*** Opening Data listing ***
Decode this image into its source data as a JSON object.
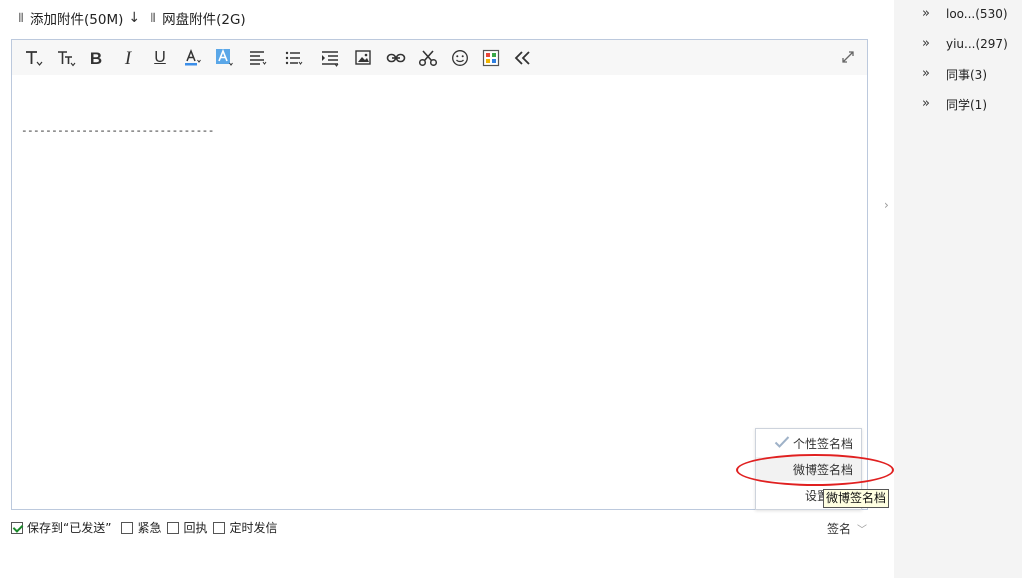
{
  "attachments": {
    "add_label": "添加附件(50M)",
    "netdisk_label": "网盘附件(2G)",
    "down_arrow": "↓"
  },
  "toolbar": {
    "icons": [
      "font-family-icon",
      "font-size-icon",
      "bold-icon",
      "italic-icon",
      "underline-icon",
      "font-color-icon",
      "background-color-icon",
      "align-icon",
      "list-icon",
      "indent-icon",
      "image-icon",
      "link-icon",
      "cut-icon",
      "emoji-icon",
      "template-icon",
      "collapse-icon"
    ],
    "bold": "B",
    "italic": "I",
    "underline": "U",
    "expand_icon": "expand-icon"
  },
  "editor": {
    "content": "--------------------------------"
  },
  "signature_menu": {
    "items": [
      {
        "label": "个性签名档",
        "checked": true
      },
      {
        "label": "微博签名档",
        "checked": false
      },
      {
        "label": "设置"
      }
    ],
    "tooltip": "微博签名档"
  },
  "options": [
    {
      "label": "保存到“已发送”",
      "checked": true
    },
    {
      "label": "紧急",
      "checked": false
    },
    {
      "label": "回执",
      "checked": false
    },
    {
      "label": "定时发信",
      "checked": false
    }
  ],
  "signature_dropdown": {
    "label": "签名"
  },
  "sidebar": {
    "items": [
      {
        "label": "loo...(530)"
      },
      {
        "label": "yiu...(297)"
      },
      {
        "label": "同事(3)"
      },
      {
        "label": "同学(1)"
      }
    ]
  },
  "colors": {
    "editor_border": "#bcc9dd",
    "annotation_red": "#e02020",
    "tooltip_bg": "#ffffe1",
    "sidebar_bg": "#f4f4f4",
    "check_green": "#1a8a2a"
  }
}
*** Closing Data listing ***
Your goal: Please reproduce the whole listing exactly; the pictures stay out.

Answer section:
Decode this image into its source data as a JSON object.
{
  "attachments": {
    "add_label": "添加附件(50M)",
    "netdisk_label": "网盘附件(2G)",
    "down_arrow": "↓"
  },
  "toolbar": {
    "icons": [
      "font-family-icon",
      "font-size-icon",
      "bold-icon",
      "italic-icon",
      "underline-icon",
      "font-color-icon",
      "background-color-icon",
      "align-icon",
      "list-icon",
      "indent-icon",
      "image-icon",
      "link-icon",
      "cut-icon",
      "emoji-icon",
      "template-icon",
      "collapse-icon"
    ],
    "bold": "B",
    "italic": "I",
    "underline": "U",
    "expand_icon": "expand-icon"
  },
  "editor": {
    "content": "--------------------------------"
  },
  "signature_menu": {
    "items": [
      {
        "label": "个性签名档",
        "checked": true
      },
      {
        "label": "微博签名档",
        "checked": false
      },
      {
        "label": "设置"
      }
    ],
    "tooltip": "微博签名档"
  },
  "options": [
    {
      "label": "保存到“已发送”",
      "checked": true
    },
    {
      "label": "紧急",
      "checked": false
    },
    {
      "label": "回执",
      "checked": false
    },
    {
      "label": "定时发信",
      "checked": false
    }
  ],
  "signature_dropdown": {
    "label": "签名"
  },
  "sidebar": {
    "items": [
      {
        "label": "loo...(530)"
      },
      {
        "label": "yiu...(297)"
      },
      {
        "label": "同事(3)"
      },
      {
        "label": "同学(1)"
      }
    ]
  },
  "colors": {
    "editor_border": "#bcc9dd",
    "annotation_red": "#e02020",
    "tooltip_bg": "#ffffe1",
    "sidebar_bg": "#f4f4f4",
    "check_green": "#1a8a2a"
  }
}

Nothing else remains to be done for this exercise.